Coaching in a business environment is a training method in which a person with more experience or skill provides an employee with advice and guidance aimed at helping develop the person's skills, performance, and career.
Business coachingcan help employees identify problems and problems that prevent them from fully engaging with the organization. By overcoming these barriers, the person concerned is likely to feel more motivated and more willing to work hard and help the company achieve future success. Business coaching is a process in which a professional coach guides an entrepreneur in the search for their work goals.
A business coach can help clients develop leadership skills, create business strategies, or improve their mind-set. It all depends on what the person hiring the coach wants from the relationship.

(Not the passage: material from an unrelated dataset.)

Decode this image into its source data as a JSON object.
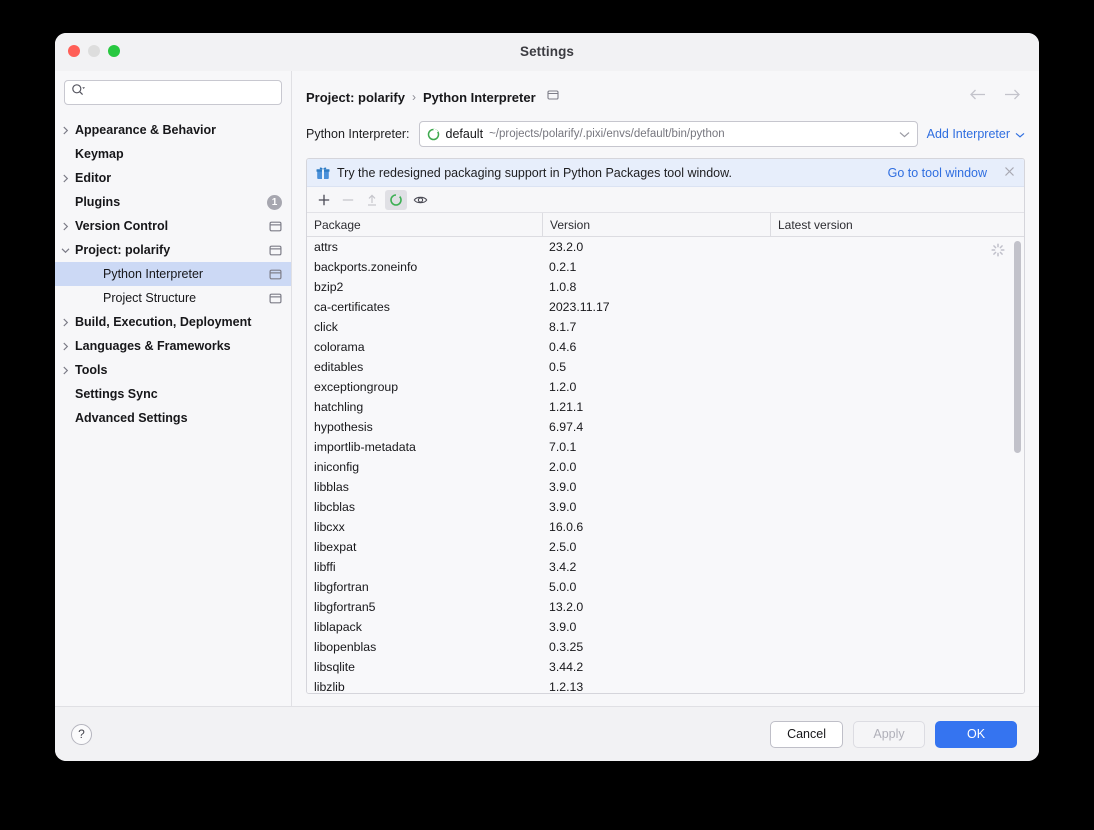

The most important thing is that business coaching is all about growth. In a broad sense, business coaching is about employee development and performance.
But more specifically, it's about building a strong relationship and working with one person to achieve positive results. The brand of an effective coach is one that helps others learn from their experiences and motivates them to maximize their performance. A great coach knows how to influence others by providing positive and courageous feedback and guidance. No matter how you currently approach coaching, you can take your skills to the next level by improving in any of these five key areas.
In the business world, managing as a coach is a necessity not only for success, but also for survival. Business coaching is about helping employees to be more effective and to support and involve employees in the process. Coaching influences adaptability, productivity and employee retention. It helps you make better use of your time.
In part, this reflects the extensive experience of the trainers in this survey (only 10% had five years or less of experience). If the relationship with the coach doesn't do that, it's very likely that you're becoming too dependent. However, the idea that candidates to become coaches are often mentally robust runs counter to academic research. The more you manage as a coach, the easier it will be for you to train as a coach because you'll put those skills into practice.
Or if you hire a coach to help you work better as a team, he may suggest that you need additional work to manage upstream or work with difficult but creative subordinates. In the next section, How to Use Business Coaching to Address Poor Work, we have seen how, as the title suggests, business coaching can be used to address problems that cause an employee to produce work below the standard expected from management. Since some executives will have mental health problems, companies should require that coaches have some training in mental health issues, such as knowing when to refer clients to professional therapists for help. Even this may represent a somewhat optimistic picture, given that this data comes from the coaches themselves.
As a result of this larger mission, there is much more confusion surrounding issues such as how coaches define the scope of hiring, how they measure and report on progress, and the credentials a company should use to select a coach. Business coaching can be useful in identifying training needs and helping determine which training courses will be most beneficial in improving worker skills. Being a coach means seeing and addressing the role of the manager as a leader, someone who challenges and develops the skills and abilities of his employees to achieve the best performance results and to function as self-reliant as possible. In general, a one-on-one training session will provide a more relaxed environment to open up and discuss what is negatively affecting them and causing them to fail to reach their potential at work.
Nowadays, coaching is a popular and powerful solution to ensure the maximum performance of an organization's most important talent. However, the survey results also suggest that the industry is riddled with conflicts of interest, blurred lines between what is the competence of coaches and what should be left to mental health professionals, and incomplete mechanisms for monitoring the effectiveness of a coach's participation. It is for those executive coaches who want to accredit, validate or improve their skills with an internationally recognized executive coaching qualification. Some coaching groups are evolving in this direction, but most are still boutique firms that specialize, for example, in the administration and interpretation of 360-degree evaluations.